I’ve known a lot of minors in my day (especially when I was between the ages of newborn and 18). Some of them were great. Some were obnoxious. And, you know, kids cry. And scream. That’s partially what they do. That’s why they were put on this earth, because there are times when it’s just not loud enough already. If it were me, and I was in possession of (read: parenting) a child who was screaming loudly in a public place for what would presumably be a small thing in life, I’d be embarrassed, which is why I refuse to stoop to a level of shouting “WILL YOU SHUT THAT KID UP” at someone whose life story I’m not privy to. All babies do this, and it’s OK. Some adults do this too.
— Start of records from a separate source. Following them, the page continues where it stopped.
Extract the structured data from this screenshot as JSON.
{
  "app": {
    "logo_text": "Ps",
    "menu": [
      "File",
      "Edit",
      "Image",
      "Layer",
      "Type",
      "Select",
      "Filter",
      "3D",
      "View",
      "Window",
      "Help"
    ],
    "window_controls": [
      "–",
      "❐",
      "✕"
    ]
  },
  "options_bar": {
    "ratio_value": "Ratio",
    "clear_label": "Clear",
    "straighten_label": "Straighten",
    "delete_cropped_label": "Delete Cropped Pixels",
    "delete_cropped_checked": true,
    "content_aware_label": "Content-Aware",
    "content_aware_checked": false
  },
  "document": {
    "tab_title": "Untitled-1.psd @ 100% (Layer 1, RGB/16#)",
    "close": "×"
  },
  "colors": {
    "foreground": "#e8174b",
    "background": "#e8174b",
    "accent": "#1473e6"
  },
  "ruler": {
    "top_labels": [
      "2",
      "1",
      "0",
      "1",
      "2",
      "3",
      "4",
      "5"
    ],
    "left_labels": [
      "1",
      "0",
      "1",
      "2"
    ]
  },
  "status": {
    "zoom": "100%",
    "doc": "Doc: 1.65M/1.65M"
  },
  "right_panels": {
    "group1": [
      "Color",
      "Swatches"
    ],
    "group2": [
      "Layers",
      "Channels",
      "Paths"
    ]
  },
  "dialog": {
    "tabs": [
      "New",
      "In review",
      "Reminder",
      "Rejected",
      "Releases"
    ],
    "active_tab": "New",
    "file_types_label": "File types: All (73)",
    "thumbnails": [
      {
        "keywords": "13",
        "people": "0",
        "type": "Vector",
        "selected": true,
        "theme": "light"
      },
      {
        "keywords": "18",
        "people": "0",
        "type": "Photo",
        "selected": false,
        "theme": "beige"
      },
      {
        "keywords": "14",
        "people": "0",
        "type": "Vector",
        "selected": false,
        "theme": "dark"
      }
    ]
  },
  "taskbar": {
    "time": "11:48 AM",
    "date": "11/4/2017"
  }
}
For the record, that’s not as OK, circumstances depending.
That said, there are some occasions where you may prefer not to have minors present, or at least not running around everywhere tripping the wedding party. What are some approaches you can take to make it a seamless celebration for everyone?
1. Invitation/Reception Wording
If you prefer the entire event to be adults only, it’s OK to make a note of this somewhere on the invitation. “Cocktails will be served at an adults-only reception following the ceremony”. If you feel like your guests will need more of an explanation, you may consider saying something akin to “While children are a blessing in many lives, our venue will unfortunately not be able to accomodate guests under the age of 18”. This should stop your second cousin thrice removed from bringing her godson. If it doesn’t, you’re in luck, because you’re gaining a whole new family.
2. Childcare Service
If you know an exorbitant amount of people who have small children, and you plan on these children being at the event, and you have room in your budget, you might consider taking advantage of a local event sitting service. Someone will come to your event and keep the children occupied so they don’t run all over the place and/or start to cause trouble from boredom. While it’s exciting to you, and many of the adults there, not many seven year olds will be able to sit still while watching you First Dance or your Second Dance or your Second Second Dance.
3. Kids Table
While some kids might not want to be separated from their parents (or vice versa), you might consider having a kids table at the reception where they can eat together and then color or play games. Perhaps I’m forgetting what it was like to be young, but as a kid, I preferred hanging out with other kids.
4. Activity Book
I’ve seen a few brides create an activity book for kids to engage in during the ceremony. These include things like matrimonial word puzzles, pictures to color, and certain things to look for (“I spy, with my little eye, some white and poufy”).
How are you handling children at your wedding?